_To do:_
Within the material below, count how many lines contain "text". Answer with only that number.
===============
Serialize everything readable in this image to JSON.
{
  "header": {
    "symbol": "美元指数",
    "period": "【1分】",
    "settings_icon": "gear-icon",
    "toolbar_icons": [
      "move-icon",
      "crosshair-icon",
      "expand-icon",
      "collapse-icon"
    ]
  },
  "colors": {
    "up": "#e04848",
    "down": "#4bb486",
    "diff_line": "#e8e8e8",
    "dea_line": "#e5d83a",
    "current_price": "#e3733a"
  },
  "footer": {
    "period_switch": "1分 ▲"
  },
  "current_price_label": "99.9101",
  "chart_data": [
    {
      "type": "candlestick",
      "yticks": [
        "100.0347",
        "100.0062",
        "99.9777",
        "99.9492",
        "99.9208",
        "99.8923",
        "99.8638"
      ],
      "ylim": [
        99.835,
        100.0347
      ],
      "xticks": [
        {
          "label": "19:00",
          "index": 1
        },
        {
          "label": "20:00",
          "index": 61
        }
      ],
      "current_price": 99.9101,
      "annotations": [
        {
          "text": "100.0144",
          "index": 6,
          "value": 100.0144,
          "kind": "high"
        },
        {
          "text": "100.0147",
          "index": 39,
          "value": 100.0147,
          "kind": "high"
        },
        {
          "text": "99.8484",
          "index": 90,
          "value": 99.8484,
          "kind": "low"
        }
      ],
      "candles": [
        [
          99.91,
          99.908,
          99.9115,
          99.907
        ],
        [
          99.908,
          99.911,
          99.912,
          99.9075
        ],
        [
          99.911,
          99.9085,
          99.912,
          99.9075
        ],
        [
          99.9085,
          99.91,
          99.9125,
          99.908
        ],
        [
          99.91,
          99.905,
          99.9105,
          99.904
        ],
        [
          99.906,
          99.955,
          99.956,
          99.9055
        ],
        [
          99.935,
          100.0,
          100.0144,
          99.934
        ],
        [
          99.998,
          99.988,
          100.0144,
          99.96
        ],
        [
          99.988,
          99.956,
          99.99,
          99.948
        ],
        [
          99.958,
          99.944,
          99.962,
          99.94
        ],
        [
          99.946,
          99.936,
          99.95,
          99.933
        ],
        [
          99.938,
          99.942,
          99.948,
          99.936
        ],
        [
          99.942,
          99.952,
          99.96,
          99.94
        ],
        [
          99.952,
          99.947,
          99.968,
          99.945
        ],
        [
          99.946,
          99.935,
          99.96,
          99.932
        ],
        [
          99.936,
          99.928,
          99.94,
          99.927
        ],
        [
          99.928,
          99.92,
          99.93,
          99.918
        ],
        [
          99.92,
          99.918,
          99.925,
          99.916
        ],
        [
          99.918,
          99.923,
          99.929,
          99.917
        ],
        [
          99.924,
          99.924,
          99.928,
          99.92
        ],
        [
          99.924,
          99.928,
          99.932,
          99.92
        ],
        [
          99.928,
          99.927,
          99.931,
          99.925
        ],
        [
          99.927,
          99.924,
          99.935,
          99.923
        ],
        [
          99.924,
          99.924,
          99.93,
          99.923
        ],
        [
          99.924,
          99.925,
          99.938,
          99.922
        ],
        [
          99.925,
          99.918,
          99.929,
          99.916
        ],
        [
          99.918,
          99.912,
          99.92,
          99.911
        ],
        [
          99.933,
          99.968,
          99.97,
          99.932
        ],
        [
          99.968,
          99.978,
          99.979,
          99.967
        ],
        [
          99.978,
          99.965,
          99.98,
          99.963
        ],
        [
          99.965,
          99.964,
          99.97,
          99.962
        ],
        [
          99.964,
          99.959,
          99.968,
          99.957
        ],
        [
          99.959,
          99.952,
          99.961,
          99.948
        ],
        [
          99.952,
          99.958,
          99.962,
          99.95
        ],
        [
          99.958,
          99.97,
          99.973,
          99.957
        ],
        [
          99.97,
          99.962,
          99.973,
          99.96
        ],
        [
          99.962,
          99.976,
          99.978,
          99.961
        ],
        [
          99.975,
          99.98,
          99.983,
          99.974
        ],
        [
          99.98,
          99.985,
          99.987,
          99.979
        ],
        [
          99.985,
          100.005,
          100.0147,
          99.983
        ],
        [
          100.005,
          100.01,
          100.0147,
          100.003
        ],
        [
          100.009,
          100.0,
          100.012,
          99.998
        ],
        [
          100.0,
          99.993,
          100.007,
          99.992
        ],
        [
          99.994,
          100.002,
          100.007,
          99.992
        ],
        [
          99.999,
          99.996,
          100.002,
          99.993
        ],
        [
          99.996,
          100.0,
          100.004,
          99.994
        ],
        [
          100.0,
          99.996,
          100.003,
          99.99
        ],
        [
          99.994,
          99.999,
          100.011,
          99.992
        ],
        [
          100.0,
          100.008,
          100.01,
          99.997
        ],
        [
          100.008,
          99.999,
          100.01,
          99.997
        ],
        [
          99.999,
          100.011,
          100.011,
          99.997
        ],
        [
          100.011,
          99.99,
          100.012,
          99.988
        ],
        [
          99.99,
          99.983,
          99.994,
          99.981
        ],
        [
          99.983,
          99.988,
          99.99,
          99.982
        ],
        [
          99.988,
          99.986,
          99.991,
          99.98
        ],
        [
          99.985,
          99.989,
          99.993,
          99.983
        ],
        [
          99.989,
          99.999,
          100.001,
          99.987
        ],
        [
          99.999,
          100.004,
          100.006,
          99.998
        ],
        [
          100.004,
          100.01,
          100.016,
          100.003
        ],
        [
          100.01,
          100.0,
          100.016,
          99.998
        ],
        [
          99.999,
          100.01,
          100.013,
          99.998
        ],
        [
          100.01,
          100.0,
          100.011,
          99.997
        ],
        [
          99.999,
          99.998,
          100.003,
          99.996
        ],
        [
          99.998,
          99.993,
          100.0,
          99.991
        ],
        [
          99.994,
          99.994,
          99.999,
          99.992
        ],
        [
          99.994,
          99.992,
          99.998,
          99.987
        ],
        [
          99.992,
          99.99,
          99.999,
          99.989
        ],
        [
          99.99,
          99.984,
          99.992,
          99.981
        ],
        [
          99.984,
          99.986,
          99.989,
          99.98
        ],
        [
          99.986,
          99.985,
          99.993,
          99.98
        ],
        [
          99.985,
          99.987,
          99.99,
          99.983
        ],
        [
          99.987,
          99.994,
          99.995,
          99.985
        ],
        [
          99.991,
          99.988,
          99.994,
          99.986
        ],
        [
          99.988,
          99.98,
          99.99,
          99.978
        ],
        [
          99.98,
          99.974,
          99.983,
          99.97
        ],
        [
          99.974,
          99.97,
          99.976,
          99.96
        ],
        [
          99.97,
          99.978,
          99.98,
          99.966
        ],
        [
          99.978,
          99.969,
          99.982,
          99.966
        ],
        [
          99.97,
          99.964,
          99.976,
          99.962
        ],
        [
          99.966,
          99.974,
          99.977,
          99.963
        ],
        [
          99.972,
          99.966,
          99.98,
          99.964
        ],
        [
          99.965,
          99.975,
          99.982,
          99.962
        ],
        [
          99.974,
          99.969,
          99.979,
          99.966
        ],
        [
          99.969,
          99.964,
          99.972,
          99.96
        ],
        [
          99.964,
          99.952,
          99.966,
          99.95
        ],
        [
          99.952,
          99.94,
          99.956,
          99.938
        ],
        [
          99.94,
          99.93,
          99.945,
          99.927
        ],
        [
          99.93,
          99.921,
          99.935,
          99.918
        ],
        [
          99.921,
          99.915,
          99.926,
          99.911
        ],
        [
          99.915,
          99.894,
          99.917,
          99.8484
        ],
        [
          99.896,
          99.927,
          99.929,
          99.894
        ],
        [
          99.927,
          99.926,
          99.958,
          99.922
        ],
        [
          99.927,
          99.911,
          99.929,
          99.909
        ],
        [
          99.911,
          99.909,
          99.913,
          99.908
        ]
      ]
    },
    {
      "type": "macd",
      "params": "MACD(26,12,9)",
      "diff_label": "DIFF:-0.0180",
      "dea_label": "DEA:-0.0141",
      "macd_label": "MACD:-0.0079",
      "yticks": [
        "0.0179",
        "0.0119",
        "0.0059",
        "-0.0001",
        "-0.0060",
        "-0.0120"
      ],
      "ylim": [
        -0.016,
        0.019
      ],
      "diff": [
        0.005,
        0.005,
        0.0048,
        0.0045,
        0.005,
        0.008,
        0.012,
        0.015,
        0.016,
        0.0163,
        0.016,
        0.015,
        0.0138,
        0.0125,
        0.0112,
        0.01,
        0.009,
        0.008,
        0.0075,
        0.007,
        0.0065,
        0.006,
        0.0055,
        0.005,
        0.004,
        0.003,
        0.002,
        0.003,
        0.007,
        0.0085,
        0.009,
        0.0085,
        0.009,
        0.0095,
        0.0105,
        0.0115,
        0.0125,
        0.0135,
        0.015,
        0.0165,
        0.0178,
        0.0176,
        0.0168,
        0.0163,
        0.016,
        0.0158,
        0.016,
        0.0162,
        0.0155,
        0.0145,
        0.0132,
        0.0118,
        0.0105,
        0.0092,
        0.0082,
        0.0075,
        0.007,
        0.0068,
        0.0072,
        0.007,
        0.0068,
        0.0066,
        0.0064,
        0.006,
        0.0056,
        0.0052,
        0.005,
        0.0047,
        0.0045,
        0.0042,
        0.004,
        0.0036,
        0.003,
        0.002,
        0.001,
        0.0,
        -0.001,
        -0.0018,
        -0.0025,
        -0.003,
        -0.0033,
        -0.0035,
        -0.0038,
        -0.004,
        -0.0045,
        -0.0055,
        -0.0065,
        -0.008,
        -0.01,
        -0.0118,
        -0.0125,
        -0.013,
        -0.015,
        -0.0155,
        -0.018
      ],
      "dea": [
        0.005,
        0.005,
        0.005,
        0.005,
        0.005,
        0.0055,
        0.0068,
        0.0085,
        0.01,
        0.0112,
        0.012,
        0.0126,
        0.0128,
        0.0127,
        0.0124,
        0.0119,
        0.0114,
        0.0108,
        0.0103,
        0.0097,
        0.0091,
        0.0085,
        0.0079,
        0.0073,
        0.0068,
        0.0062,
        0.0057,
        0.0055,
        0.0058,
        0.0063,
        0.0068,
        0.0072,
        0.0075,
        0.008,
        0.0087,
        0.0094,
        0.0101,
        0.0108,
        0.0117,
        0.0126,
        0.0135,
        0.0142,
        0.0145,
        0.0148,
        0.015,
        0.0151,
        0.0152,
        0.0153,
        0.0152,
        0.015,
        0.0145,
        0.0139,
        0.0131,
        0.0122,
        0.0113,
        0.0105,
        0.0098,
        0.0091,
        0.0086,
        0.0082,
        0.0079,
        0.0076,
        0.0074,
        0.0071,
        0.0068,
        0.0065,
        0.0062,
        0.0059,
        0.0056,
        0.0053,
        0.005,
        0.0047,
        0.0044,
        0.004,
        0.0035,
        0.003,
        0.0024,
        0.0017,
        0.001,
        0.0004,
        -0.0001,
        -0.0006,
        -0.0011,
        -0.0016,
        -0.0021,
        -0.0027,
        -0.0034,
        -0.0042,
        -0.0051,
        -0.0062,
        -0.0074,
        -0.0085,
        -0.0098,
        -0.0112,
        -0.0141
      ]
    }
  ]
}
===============
_Finished exercise:_
3